Anger fed on him, burning through his whole being, controlling almost everything he did.
It was anger that destroyed his chance at recovering his lost job. He couldn’t face all the stupidity of the office grind and still remain calm. There had been a time when keeping up with the games of office politics had seemed fun. Those days were long gone, lost to the sea of anger that led him to neglect all his carefully cultivated relationships and pools of favors.
There were times when he had been tempted to leave, but had always stayed out of some sort of misplaced loyalty. Loyalty that has been repaid (or so his anger tells him) by abandoning him in his time of need. The way they swept him out of their lives felt entirely like betrayal. And fed his anger more.
His anger led to his failure. Failure as a businessman. Failure as a husband. Failure as a father. Failure as a provider. Each one of those failures became as a lodestone, dragging him down in the river of anger. He was drowning in it.
The headwaters of that river were a lake of placid indifference. Something must of broken the dike, released the water, and washed him away. Nevermore to be calm in the face of the world. Nevermore to hold his dog. Nevermore to hold his daughter.
For the anger fed on him, burning through his whole being, controlling almost everything he did.
A prince cannot remain in exile for ever. That is why this meeting was so important.
Exile was itself unjust, but in order to end it and return home, it would be necessary to agree to the fiction that there was a justifiable cause for it. Pride made that a tough requirement, but returning to the homeland was more important that pride.
The day was ominous. Gloomy clouds, just enough rain to notice dominated the sky.
But when the prince arrived at the agreed upon cafe for their first meeting, he found nothing but a smoking ruin. Someone had burned it to the ground overnight.
The factions met to discuss their differences and attempt to arrive at some compromise. Te ensure that all sides had a voice, the table was round and the invitation went to everyone.
The rules were simple. First, the discussion would be civil. Second, any solution that allowed work to proceed would be entertained.
Work is a little like magic. It won’t work well if too carefully examined. But if left to flourish, the results can be strange. But the machines produced know little or nothing of how they came to be…
At the start, machines really are little more than clockwork. It would be quite a stretch to imagine a clockwork device capable of thought or independant action.
Pay no attention to the bats that live in the caves. They were here first, and have generally ceded all control to us, as long as we leave them alone. Leave them alone, and they will leave you alone. The don’t dabble in the mechanical, in any case.

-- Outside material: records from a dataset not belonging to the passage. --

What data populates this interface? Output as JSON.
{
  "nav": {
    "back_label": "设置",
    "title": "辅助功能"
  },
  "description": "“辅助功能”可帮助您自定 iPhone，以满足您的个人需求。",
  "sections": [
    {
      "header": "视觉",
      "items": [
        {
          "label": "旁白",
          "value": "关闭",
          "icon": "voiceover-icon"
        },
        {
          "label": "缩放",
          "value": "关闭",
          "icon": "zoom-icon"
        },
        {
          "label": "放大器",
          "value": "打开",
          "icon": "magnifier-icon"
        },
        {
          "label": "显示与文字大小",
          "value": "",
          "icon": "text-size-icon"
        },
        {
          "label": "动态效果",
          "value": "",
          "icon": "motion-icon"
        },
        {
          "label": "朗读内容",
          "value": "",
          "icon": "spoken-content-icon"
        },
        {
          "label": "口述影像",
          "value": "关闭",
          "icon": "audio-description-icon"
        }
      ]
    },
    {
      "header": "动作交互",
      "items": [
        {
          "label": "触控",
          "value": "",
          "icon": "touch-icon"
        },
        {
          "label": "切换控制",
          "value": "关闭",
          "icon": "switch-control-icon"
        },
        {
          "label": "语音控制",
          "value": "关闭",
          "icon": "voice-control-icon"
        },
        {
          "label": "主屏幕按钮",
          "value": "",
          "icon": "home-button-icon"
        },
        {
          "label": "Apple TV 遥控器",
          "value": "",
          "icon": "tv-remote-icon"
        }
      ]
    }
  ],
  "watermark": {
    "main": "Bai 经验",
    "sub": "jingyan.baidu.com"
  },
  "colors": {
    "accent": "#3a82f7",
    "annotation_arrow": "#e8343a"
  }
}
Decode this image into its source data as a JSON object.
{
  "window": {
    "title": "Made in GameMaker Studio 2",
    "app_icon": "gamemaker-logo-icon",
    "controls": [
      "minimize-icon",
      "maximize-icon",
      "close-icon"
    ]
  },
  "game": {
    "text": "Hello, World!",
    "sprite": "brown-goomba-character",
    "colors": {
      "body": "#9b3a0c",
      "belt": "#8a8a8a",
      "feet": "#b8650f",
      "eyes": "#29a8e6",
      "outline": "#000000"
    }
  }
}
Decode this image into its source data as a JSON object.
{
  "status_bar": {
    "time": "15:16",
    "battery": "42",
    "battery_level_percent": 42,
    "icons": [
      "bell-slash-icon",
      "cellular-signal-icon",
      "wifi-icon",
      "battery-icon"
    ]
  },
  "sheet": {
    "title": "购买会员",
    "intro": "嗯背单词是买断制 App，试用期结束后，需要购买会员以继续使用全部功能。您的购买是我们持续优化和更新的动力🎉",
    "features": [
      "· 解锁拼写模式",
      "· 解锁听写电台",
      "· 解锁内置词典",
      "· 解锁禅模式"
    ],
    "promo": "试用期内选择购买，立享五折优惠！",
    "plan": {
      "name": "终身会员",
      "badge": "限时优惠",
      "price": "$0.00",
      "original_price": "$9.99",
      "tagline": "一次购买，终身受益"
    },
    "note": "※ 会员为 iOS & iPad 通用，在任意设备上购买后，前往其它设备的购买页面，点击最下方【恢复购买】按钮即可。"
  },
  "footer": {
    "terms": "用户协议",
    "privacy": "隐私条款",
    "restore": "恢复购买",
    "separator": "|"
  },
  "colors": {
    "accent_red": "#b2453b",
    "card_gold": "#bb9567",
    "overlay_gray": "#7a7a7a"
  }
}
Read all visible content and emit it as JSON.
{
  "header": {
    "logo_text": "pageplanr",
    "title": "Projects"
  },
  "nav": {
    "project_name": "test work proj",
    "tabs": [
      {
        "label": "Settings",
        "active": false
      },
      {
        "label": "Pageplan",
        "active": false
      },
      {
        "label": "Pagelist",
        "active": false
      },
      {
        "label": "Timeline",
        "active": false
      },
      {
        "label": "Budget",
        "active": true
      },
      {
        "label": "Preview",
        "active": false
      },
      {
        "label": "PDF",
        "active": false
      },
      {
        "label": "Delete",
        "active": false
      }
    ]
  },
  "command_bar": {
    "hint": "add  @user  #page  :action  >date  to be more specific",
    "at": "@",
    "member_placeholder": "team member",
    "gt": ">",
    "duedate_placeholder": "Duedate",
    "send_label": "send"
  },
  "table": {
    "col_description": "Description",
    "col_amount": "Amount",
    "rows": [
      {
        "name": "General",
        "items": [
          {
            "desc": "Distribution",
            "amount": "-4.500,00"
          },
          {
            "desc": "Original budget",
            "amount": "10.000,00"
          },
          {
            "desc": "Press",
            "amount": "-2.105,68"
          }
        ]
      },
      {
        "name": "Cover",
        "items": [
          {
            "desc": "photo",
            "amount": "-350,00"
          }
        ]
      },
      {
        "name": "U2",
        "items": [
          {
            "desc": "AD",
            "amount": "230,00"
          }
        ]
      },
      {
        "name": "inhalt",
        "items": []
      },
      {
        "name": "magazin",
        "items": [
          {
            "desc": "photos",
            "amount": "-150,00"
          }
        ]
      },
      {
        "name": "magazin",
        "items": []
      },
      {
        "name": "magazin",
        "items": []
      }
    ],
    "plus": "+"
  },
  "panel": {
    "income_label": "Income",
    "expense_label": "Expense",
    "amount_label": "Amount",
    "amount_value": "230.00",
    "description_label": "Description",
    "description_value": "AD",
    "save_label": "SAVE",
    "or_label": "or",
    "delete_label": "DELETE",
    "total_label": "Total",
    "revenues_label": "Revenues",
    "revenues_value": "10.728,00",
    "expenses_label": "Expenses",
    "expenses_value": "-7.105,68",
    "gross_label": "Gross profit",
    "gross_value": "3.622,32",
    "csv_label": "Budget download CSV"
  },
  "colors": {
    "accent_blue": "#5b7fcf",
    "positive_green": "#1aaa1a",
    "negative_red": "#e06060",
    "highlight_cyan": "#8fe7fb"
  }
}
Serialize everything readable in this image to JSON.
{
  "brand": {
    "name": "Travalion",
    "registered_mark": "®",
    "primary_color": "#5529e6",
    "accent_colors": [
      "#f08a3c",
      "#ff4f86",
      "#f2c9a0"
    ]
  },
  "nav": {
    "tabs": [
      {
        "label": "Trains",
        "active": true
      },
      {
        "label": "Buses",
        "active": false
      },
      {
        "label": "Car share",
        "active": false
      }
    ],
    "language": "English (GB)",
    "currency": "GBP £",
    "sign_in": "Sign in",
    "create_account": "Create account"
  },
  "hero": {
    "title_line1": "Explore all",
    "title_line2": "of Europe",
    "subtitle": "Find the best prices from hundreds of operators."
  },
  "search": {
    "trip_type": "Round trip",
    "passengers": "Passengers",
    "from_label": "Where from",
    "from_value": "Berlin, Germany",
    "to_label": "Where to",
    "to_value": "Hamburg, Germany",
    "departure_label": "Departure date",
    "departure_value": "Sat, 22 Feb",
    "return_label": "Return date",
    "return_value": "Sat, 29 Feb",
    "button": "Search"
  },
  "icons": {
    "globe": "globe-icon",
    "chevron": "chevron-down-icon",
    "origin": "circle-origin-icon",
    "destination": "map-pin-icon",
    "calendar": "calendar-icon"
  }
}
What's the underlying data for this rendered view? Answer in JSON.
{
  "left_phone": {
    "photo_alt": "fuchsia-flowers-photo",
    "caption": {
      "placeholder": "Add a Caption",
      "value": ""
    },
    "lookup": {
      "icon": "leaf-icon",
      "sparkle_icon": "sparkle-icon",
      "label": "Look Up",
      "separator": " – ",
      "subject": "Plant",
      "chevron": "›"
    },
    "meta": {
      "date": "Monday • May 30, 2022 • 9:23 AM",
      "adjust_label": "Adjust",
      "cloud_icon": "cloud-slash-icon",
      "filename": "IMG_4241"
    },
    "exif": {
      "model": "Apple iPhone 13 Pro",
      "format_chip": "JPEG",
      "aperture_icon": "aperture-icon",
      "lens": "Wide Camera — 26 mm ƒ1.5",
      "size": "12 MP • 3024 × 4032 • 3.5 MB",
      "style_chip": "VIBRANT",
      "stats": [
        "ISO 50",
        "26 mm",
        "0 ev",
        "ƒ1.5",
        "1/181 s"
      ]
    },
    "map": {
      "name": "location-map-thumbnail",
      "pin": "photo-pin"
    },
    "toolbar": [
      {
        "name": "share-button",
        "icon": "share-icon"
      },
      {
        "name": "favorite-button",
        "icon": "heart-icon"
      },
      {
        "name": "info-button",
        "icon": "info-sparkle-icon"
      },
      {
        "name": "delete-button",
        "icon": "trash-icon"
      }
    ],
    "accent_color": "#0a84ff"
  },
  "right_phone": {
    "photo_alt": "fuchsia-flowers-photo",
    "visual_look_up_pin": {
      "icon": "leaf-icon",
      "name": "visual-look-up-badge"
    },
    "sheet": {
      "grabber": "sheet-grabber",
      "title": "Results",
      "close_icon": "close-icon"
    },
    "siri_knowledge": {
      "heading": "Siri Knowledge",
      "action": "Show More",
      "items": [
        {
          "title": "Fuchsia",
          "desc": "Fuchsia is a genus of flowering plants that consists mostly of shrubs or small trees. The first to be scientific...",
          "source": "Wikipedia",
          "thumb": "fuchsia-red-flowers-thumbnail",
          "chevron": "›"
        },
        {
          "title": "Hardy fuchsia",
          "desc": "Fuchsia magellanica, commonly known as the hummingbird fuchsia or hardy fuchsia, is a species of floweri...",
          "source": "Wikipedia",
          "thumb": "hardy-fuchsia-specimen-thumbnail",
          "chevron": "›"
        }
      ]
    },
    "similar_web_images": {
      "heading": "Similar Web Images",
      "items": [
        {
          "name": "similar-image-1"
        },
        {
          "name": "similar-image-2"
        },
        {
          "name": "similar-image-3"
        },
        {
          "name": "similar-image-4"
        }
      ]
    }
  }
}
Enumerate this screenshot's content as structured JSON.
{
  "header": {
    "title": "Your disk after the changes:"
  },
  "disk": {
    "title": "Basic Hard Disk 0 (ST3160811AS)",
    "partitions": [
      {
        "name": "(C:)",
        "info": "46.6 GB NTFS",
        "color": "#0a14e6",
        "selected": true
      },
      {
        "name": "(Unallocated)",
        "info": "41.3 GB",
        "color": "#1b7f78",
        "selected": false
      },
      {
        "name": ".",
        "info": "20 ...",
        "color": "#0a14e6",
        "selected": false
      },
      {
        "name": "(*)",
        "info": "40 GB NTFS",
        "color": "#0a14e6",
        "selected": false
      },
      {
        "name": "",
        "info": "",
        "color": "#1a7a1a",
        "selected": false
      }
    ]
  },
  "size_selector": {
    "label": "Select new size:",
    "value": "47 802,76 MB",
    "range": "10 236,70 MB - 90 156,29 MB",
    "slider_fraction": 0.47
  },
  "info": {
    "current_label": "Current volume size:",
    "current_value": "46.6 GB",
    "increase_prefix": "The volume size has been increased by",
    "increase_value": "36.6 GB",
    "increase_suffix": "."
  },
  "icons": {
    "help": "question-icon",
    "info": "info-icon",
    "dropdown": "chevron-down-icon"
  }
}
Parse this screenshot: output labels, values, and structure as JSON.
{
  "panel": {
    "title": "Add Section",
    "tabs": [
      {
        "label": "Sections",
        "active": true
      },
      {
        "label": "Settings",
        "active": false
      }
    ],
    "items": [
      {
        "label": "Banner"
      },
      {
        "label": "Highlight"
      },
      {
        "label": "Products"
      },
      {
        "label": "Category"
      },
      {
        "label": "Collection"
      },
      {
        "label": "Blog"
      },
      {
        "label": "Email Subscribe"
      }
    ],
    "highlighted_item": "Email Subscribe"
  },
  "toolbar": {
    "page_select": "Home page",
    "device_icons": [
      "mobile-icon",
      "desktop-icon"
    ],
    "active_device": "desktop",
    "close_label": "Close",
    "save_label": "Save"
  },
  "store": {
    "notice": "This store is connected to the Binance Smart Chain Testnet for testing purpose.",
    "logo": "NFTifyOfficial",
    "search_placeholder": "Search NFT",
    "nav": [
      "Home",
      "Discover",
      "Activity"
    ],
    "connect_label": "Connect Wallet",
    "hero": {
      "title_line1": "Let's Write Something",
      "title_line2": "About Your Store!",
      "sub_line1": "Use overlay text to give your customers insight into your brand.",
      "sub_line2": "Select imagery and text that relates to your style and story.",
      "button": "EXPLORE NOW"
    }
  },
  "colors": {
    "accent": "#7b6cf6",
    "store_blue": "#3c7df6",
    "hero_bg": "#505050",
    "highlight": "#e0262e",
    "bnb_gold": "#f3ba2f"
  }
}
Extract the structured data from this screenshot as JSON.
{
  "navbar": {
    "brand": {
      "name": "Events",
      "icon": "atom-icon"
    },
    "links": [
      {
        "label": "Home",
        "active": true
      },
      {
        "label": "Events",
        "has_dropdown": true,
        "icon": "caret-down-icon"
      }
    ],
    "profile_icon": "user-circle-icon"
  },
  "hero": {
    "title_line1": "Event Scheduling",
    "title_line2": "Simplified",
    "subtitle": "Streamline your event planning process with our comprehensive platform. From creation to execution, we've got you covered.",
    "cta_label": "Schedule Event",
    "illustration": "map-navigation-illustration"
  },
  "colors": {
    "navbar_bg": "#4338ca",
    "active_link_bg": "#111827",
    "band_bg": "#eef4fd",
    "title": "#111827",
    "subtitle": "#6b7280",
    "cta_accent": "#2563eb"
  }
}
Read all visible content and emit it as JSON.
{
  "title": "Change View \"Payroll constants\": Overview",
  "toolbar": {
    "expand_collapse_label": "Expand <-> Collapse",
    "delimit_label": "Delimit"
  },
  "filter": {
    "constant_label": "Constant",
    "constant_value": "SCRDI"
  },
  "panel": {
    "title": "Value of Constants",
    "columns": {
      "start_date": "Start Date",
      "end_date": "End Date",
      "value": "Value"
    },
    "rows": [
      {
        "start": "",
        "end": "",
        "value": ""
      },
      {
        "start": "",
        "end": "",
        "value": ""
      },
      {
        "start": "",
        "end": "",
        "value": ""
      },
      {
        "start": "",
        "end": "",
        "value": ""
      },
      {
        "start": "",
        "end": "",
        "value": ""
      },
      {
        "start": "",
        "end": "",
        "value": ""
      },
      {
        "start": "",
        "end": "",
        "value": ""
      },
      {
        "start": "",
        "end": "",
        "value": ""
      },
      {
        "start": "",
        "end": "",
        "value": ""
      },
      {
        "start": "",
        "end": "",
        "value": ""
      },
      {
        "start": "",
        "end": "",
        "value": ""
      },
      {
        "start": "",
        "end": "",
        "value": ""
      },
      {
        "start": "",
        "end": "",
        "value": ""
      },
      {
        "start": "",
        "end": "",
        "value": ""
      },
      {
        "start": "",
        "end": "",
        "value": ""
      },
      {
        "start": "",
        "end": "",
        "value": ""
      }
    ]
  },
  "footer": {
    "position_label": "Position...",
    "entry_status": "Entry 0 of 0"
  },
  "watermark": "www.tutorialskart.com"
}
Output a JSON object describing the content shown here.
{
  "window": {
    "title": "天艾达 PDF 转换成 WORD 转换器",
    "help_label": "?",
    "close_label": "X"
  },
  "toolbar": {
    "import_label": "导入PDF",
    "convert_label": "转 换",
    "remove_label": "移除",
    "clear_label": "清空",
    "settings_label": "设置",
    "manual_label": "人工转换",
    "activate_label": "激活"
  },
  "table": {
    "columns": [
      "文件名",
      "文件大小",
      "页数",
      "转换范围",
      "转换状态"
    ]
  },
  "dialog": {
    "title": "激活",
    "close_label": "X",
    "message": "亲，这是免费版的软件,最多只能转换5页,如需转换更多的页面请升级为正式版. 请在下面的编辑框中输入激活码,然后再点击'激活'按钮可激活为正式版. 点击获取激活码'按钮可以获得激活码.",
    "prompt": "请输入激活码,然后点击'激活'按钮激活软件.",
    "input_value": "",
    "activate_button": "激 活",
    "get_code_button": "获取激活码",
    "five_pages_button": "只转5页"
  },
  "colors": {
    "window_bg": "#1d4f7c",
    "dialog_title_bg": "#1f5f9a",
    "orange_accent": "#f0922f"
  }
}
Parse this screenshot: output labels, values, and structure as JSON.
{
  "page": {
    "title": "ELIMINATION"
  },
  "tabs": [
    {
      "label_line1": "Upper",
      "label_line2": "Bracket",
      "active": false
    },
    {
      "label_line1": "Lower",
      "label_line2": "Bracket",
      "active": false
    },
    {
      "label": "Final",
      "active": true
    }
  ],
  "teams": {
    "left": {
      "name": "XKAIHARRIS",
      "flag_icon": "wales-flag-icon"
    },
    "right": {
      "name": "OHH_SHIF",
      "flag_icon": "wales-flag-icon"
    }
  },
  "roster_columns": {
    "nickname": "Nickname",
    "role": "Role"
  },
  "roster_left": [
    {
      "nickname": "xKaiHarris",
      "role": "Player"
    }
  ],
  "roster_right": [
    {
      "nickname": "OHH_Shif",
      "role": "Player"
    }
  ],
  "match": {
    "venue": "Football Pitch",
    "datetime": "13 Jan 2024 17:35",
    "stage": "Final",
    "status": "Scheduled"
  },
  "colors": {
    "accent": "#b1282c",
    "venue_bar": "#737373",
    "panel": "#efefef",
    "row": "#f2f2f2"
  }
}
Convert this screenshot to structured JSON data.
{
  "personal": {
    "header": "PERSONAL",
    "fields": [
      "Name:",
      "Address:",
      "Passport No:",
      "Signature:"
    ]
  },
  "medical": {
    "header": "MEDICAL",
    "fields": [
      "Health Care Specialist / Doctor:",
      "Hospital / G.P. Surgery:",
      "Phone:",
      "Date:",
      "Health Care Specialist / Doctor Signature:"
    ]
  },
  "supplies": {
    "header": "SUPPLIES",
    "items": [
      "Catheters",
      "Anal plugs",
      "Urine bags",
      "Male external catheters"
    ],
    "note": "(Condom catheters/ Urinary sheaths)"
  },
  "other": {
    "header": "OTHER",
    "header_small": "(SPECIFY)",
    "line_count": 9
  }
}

So here we are. Work must proceed, to stop it is unthinkable. At the same time, the results of that work must not be unthinkable. We might well reach an impasse if both sides of this cannot reconcile.